**Assignment:**
Could you set down only the lines from the one including "Transcribe this image's" to the end of the records below, inclusive and exact, leaving pictures out?

**Dataset records:**

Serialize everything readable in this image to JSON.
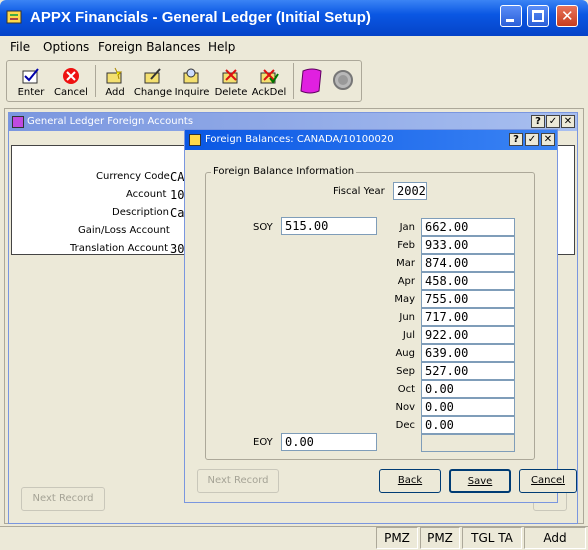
{
  "window": {
    "title": "APPX Financials - General Ledger (Initial Setup)"
  },
  "menu": [
    "File",
    "Options",
    "Foreign Balances",
    "Help"
  ],
  "toolbar": [
    {
      "label": "Enter",
      "icon": "enter-icon"
    },
    {
      "label": "Cancel",
      "icon": "cancel-icon"
    },
    {
      "label": "Add",
      "icon": "add-icon"
    },
    {
      "label": "Change",
      "icon": "change-icon"
    },
    {
      "label": "Inquire",
      "icon": "inquire-icon"
    },
    {
      "label": "Delete",
      "icon": "delete-icon"
    },
    {
      "label": "AckDel",
      "icon": "ackdel-icon"
    }
  ],
  "back_window": {
    "title": "General Ledger Foreign Accounts",
    "fields": [
      {
        "label": "Currency Code",
        "value": "CA"
      },
      {
        "label": "Account",
        "value": "10"
      },
      {
        "label": "Description",
        "value": "Ca"
      },
      {
        "label": "Gain/Loss Account",
        "value": ""
      },
      {
        "label": "Translation Account",
        "value": "30"
      }
    ],
    "next_record": "Next Record"
  },
  "dialog": {
    "title": "Foreign Balances: CANADA/10100020",
    "group_label": "Foreign Balance Information",
    "fiscal_year_label": "Fiscal Year",
    "fiscal_year": "2002",
    "soy_label": "SOY",
    "soy": "515.00",
    "eoy_label": "EOY",
    "eoy": "0.00",
    "months": [
      {
        "label": "Jan",
        "value": "662.00"
      },
      {
        "label": "Feb",
        "value": "933.00"
      },
      {
        "label": "Mar",
        "value": "874.00"
      },
      {
        "label": "Apr",
        "value": "458.00"
      },
      {
        "label": "May",
        "value": "755.00"
      },
      {
        "label": "Jun",
        "value": "717.00"
      },
      {
        "label": "Jul",
        "value": "922.00"
      },
      {
        "label": "Aug",
        "value": "639.00"
      },
      {
        "label": "Sep",
        "value": "527.00"
      },
      {
        "label": "Oct",
        "value": "0.00"
      },
      {
        "label": "Nov",
        "value": "0.00"
      },
      {
        "label": "Dec",
        "value": "0.00"
      }
    ],
    "buttons": {
      "next_record": "Next Record",
      "back": "Back",
      "save": "Save",
      "cancel": "Cancel"
    }
  },
  "status_bar": [
    "PMZ",
    "PMZ",
    "TGL TA",
    "Add"
  ],
  "colors": {
    "title_bar": "#0a57e3",
    "inner_title": "#7a96df",
    "accent": "#c04ae0"
  }
}
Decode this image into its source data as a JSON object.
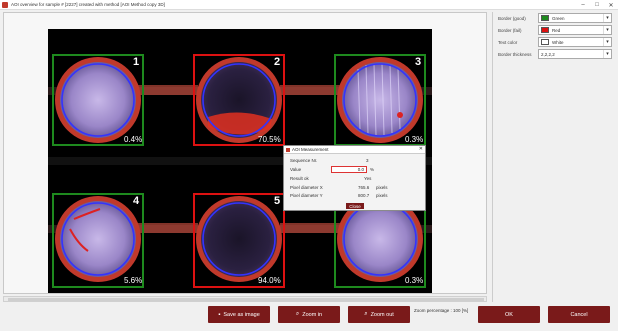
{
  "window": {
    "title": "AOI overview for sample # [2227] created with method [AOI Method copy 3D]",
    "minimize": "–",
    "maximize": "□",
    "close": "✕"
  },
  "properties": [
    {
      "label": "Border (good)",
      "value": "Green",
      "color": "#1e8a1e"
    },
    {
      "label": "Border (fail)",
      "value": "Red",
      "color": "#dd1111"
    },
    {
      "label": "Text color",
      "value": "White",
      "color": "#ffffff"
    },
    {
      "label": "Border thickness",
      "value": "2,2,2,2",
      "color": ""
    }
  ],
  "wells": [
    {
      "number": "1",
      "percent": "0.4%",
      "status": "good"
    },
    {
      "number": "2",
      "percent": "70.5%",
      "status": "fail"
    },
    {
      "number": "3",
      "percent": "0.3%",
      "status": "good"
    },
    {
      "number": "4",
      "percent": "5.6%",
      "status": "good"
    },
    {
      "number": "5",
      "percent": "94.0%",
      "status": "fail"
    },
    {
      "number": "6",
      "percent": "0.3%",
      "status": "good"
    }
  ],
  "colors": {
    "good": "#1e8a1e",
    "fail": "#dd1111",
    "button": "#7a1a1a",
    "circle": "#3333ff",
    "rim": "#c0392b"
  },
  "dialog": {
    "title": "AOI Measurement",
    "sequence_label": "Sequence Nr.",
    "sequence_value": "3",
    "value_label": "Value",
    "value_value": "0.0",
    "value_unit": "%",
    "result_label": "Result ok",
    "result_value": "Yes",
    "diam_x_label": "Pixel diameter X",
    "diam_x_value": "765.6",
    "diam_x_unit": "pixels",
    "diam_y_label": "Pixel diameter Y",
    "diam_y_value": "800.7",
    "diam_y_unit": "pixels",
    "close_label": "Close",
    "close_x": "✕"
  },
  "buttons": {
    "save_image": "Save as image",
    "zoom_in": "Zoom in",
    "zoom_out": "Zoom out",
    "ok": "OK",
    "cancel": "Cancel"
  },
  "zoom_status": "Zoom percentage : 100 [%]"
}
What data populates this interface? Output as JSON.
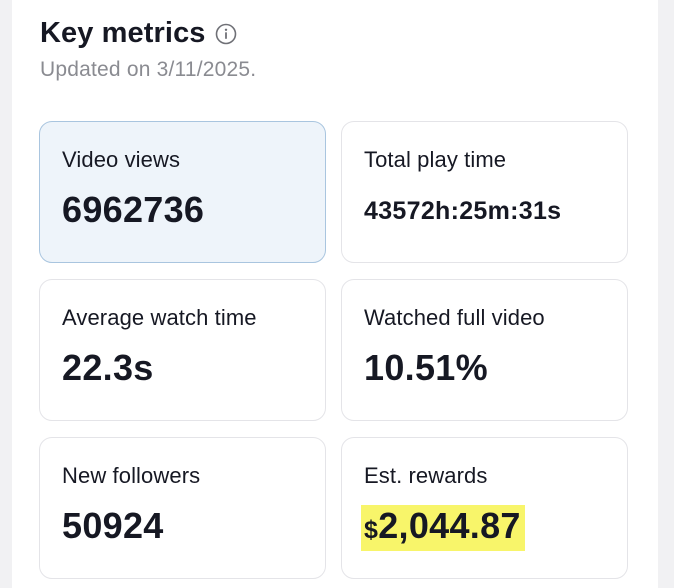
{
  "header": {
    "title": "Key metrics",
    "updated": "Updated on 3/11/2025."
  },
  "metrics": [
    {
      "label": "Video views",
      "value": "6962736"
    },
    {
      "label": "Total play time",
      "value": "43572h:25m:31s"
    },
    {
      "label": "Average watch time",
      "value": "22.3s"
    },
    {
      "label": "Watched full video",
      "value": "10.51%"
    },
    {
      "label": "New followers",
      "value": "50924"
    },
    {
      "label": "Est. rewards",
      "currency": "$",
      "value": "2,044.87"
    }
  ],
  "colors": {
    "selected_card_bg": "#eef4fa",
    "selected_card_border": "#a9c5df",
    "highlight": "#f8f56a",
    "muted_text": "#8a8b91"
  },
  "icons": {
    "info": "info-icon"
  }
}
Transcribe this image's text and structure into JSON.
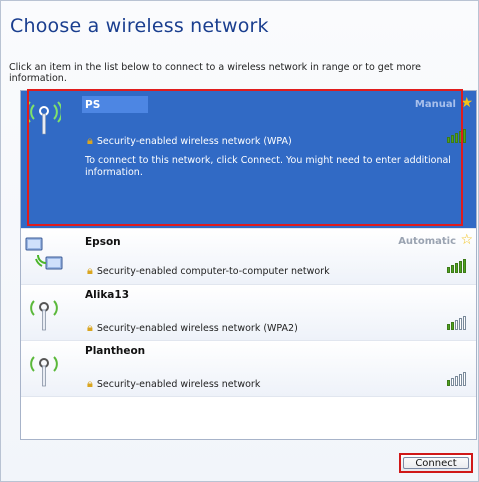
{
  "window": {
    "title": "Choose a wireless network",
    "instructions": "Click an item in the list below to connect to a wireless network in range or to get more information."
  },
  "networks": [
    {
      "name": "PS",
      "mode": "Manual",
      "security": "Security-enabled wireless network (WPA)",
      "description": "To connect to this network, click Connect. You might need to enter additional information.",
      "signal_bars_on": 5,
      "icon": "antenna-icon",
      "selected": true
    },
    {
      "name": "Epson",
      "mode": "Automatic",
      "security": "Security-enabled computer-to-computer network",
      "signal_bars_on": 5,
      "icon": "computer-to-computer-icon",
      "selected": false
    },
    {
      "name": "Alika13",
      "mode": "",
      "security": "Security-enabled wireless network (WPA2)",
      "signal_bars_on": 2,
      "icon": "antenna-icon",
      "selected": false
    },
    {
      "name": "Plantheon",
      "mode": "",
      "security": "Security-enabled wireless network",
      "signal_bars_on": 1,
      "icon": "antenna-icon",
      "selected": false
    }
  ],
  "buttons": {
    "connect_label": "Connect"
  },
  "colors": {
    "selection": "#316ac5",
    "title": "#1a3e8f",
    "highlight_border": "#e01c1c"
  }
}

**Solved problem:**
Transcribe this image's text and structure into JSON.
{
  "window": {
    "title": "Choose a wireless network",
    "instructions": "Click an item in the list below to connect to a wireless network in range or to get more information."
  },
  "networks": [
    {
      "name": "PS",
      "mode": "Manual",
      "security": "Security-enabled wireless network (WPA)",
      "description": "To connect to this network, click Connect. You might need to enter additional information.",
      "signal_bars_on": 5,
      "icon": "antenna-icon",
      "selected": true
    },
    {
      "name": "Epson",
      "mode": "Automatic",
      "security": "Security-enabled computer-to-computer network",
      "signal_bars_on": 5,
      "icon": "computer-to-computer-icon",
      "selected": false
    },
    {
      "name": "Alika13",
      "mode": "",
      "security": "Security-enabled wireless network (WPA2)",
      "signal_bars_on": 2,
      "icon": "antenna-icon",
      "selected": false
    },
    {
      "name": "Plantheon",
      "mode": "",
      "security": "Security-enabled wireless network",
      "signal_bars_on": 1,
      "icon": "antenna-icon",
      "selected": false
    }
  ],
  "buttons": {
    "connect_label": "Connect"
  },
  "colors": {
    "selection": "#316ac5",
    "title": "#1a3e8f",
    "highlight_border": "#e01c1c"
  }
}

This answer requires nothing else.